Sharon Richman



Editor and Publisher

20 OVER 50

Owner and CEO, Electric Valley Media with two publications: Shawangunk Journal in Ellenville, New York and Kingston Wire in Kingston, New York First job in news: My first job in the news business was starting the Ellenville Journal, later renamed the Shawangunk Journal. The fact is that I wanted a good local news source, and my new hometown didn’t have one. My background was in fine arts, mathematics and computer science, so I found strong partners to sell ads, edit and report, and I handled the backend. We’ve been blessed to have many extraordinary individuals, both under our employ and not, help us over the years. What are some of the most important lessons you have learned while working in news?

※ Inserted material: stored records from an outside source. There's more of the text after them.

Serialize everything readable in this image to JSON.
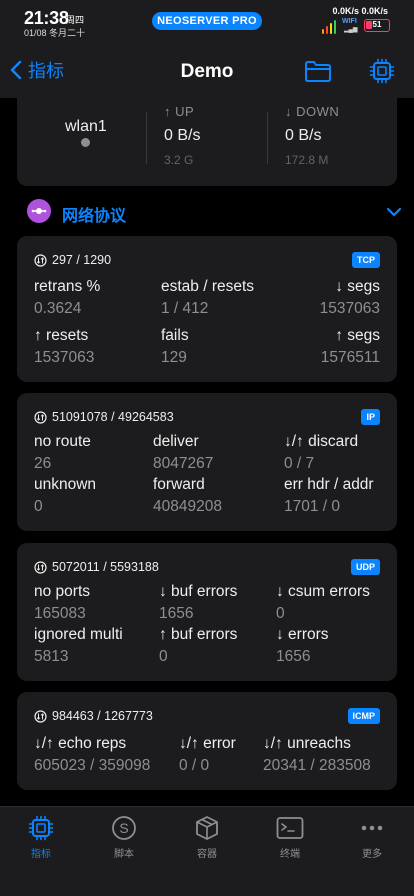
{
  "status_bar": {
    "time": "21:38",
    "weekday": "周四",
    "date": "01/08 冬月二十",
    "app_badge": "NEOSERVER PRO",
    "net_speed": "0.0K/s 0.0K/s",
    "wifi_label": "WIFI",
    "battery": "51"
  },
  "nav": {
    "back_label": "指标",
    "title": "Demo",
    "folder_icon": "folder-icon",
    "chip_icon": "chip-icon"
  },
  "interface": {
    "name": "wlan1",
    "up_label": "↑ UP",
    "up_rate": "0 B/s",
    "up_total": "3.2 G",
    "down_label": "↓ DOWN",
    "down_rate": "0 B/s",
    "down_total": "172.8 M"
  },
  "section": {
    "title": "网络协议",
    "icon": "network-protocol-icon",
    "accent_color": "#af52de"
  },
  "protocols": [
    {
      "header": "297 / 1290",
      "badge": "TCP",
      "cells": [
        {
          "k": "retrans %",
          "v": "0.3624"
        },
        {
          "k": "estab / resets",
          "v": "1 / 412"
        },
        {
          "k": "↓ segs",
          "v": "1537063"
        },
        {
          "k": "↑ resets",
          "v": "1537063"
        },
        {
          "k": "fails",
          "v": "129"
        },
        {
          "k": "↑ segs",
          "v": "1576511"
        }
      ]
    },
    {
      "header": "51091078 / 49264583",
      "badge": "IP",
      "cells": [
        {
          "k": "no route",
          "v": "26"
        },
        {
          "k": "deliver",
          "v": "8047267"
        },
        {
          "k": "↓/↑ discard",
          "v": "0 / 7"
        },
        {
          "k": "unknown",
          "v": "0"
        },
        {
          "k": "forward",
          "v": "40849208"
        },
        {
          "k": "err hdr / addr",
          "v": "1701 / 0"
        }
      ]
    },
    {
      "header": "5072011 / 5593188",
      "badge": "UDP",
      "cells": [
        {
          "k": "no ports",
          "v": "165083"
        },
        {
          "k": "↓ buf errors",
          "v": "1656"
        },
        {
          "k": "↓ csum errors",
          "v": "0"
        },
        {
          "k": "ignored multi",
          "v": "5813"
        },
        {
          "k": "↑ buf errors",
          "v": "0"
        },
        {
          "k": "↓ errors",
          "v": "1656"
        }
      ]
    },
    {
      "header": "984463 / 1267773",
      "badge": "ICMP",
      "cells": [
        {
          "k": "↓/↑ echo reps",
          "v": "605023 / 359098"
        },
        {
          "k": "↓/↑ error",
          "v": "0 / 0"
        },
        {
          "k": "↓/↑ unreachs",
          "v": "20341 / 283508"
        }
      ]
    }
  ],
  "tabs": [
    {
      "label": "指标",
      "icon": "chip-icon",
      "active": true
    },
    {
      "label": "脚本",
      "icon": "script-icon",
      "active": false
    },
    {
      "label": "容器",
      "icon": "container-icon",
      "active": false
    },
    {
      "label": "终端",
      "icon": "terminal-icon",
      "active": false
    },
    {
      "label": "更多",
      "icon": "more-icon",
      "active": false
    }
  ],
  "colors": {
    "accent": "#0a84ff",
    "card": "#1c1c1e",
    "background": "#000000"
  }
}
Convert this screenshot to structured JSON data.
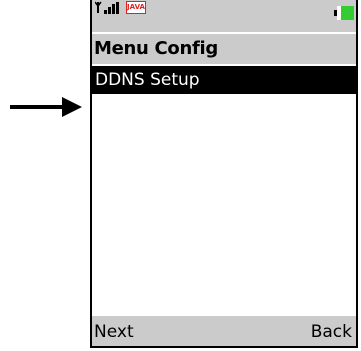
{
  "status_bar": {
    "java_badge": "JAVA",
    "icons": [
      "signal-icon",
      "java-icon",
      "battery-icon"
    ],
    "battery_color": "#33cc33"
  },
  "header": {
    "title": "Menu Config"
  },
  "menu": {
    "items": [
      {
        "label": "DDNS Setup",
        "selected": true
      }
    ]
  },
  "softkeys": {
    "left_label": "Next",
    "right_label": "Back"
  },
  "colors": {
    "bar_gray": "#cbcbcb",
    "selection": "#000000",
    "selection_text": "#ffffff"
  }
}
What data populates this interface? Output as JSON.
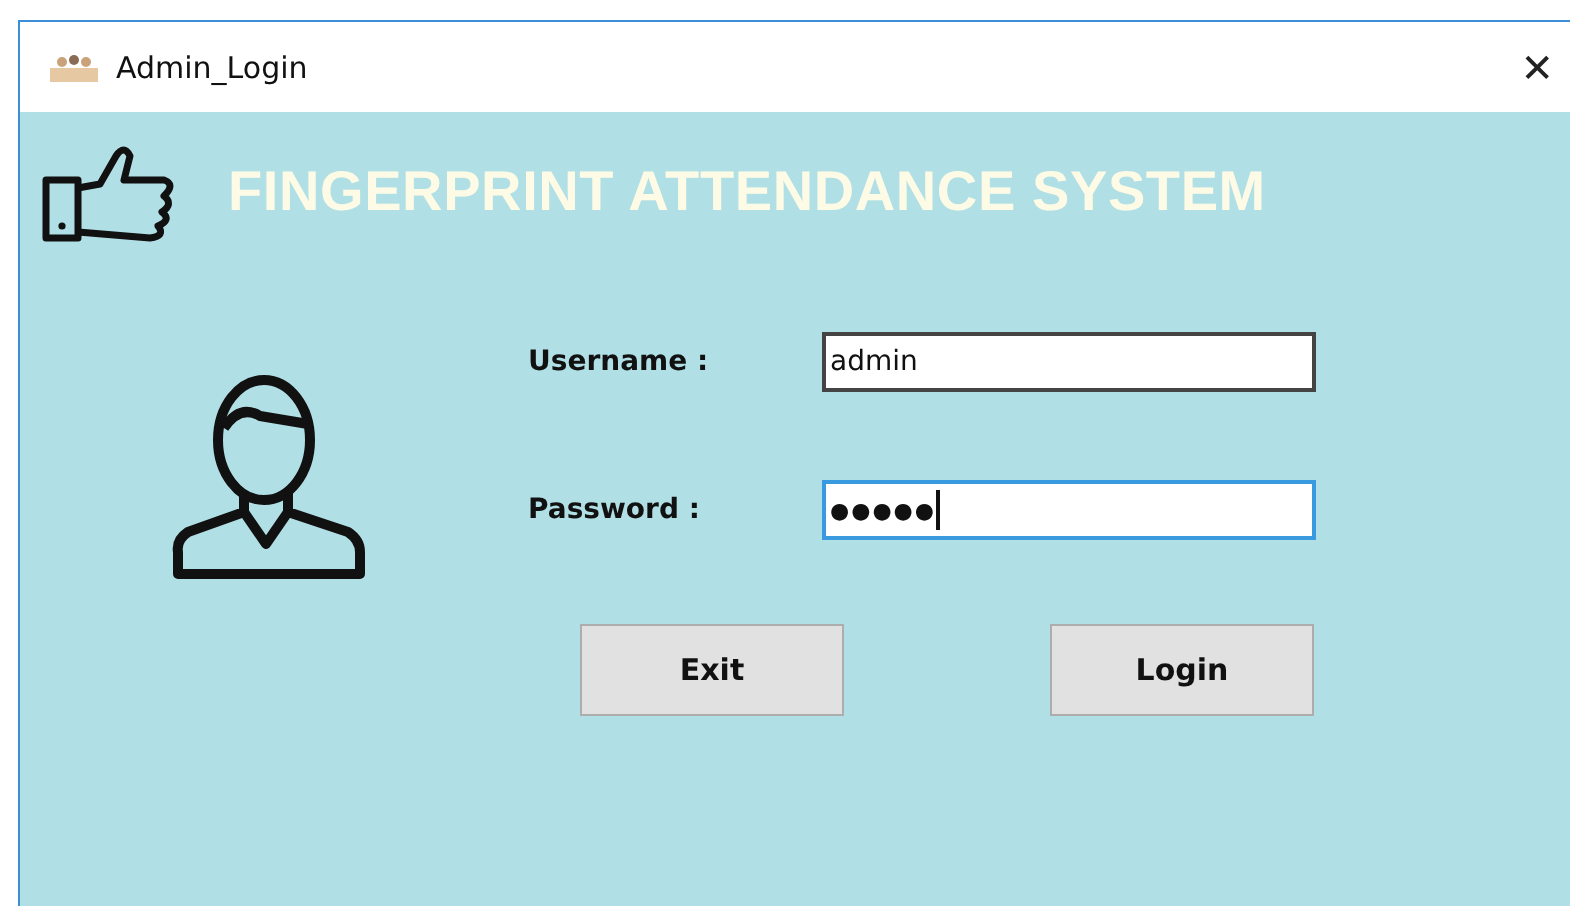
{
  "window": {
    "title": "Admin_Login",
    "close": "✕"
  },
  "header": {
    "title": "FINGERPRINT ATTENDANCE SYSTEM"
  },
  "fields": [
    {
      "label": "Username :",
      "value": "admin",
      "focused": false
    },
    {
      "label": "Password :",
      "value": "●●●●●",
      "focused": true
    }
  ],
  "buttons": [
    "Exit",
    "Login"
  ]
}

The most important thing I’ve learned, bar-none, is to keep it local. That’s what our readers want, and that’s the content with the most impact. The second most important lesson we learned the hard way is money isn’t everything, but it’s always best to get paid upfront. When you reflect on your career to date, what brings you the greatest sense of accomplishment? The software powering our print and digital publications was a real game changer for us. We built it ourselves, and it provides us with monthly revenue growth through multiple products: subscriptions, per-article purchases using micropayments, sponsored content and advertising. I’m very proud of our forward-thinking while designing and implementing this new platform — The Atlantic profiled us and its innovations — and other publishers now use our system too. On a more personal note, I live in a very rural environment and hardly knew my new hometown when we started the paper. My kids were three and five-years-old back then, so I had to integrate the paper into my family life and vice versa. The paper provided my kids with untold experiences, such as meeting interesting people, starting their own high school newspaper and learning about their hometown — school, government, local businesses and so much more. Providing all that for my kids — and myself — while at the same time giving my community all the news it needs to thrive really does it for me. The work is fun, challenging, chaotic and fulfilling. Is that having it all? Despite the economic hardships, I say, “Yes!” What are your predictions for where news publishing/news media is heading? Coming from a computer science background, I often wonder why it took so long to start our digital offering. But our hard paywall could never have worked back in 2009; nobody would pay for news back then. Finally, it is a huge part of our budget — people are happy to pay for quality local news. But with ad revenue declining and young people obsessing about social media, philanthropy is where news media is heading. We ran a successful fundraiser this year, and I see that being necessary every year. As long as we remain relevant, trustworthy and credible, we will survive.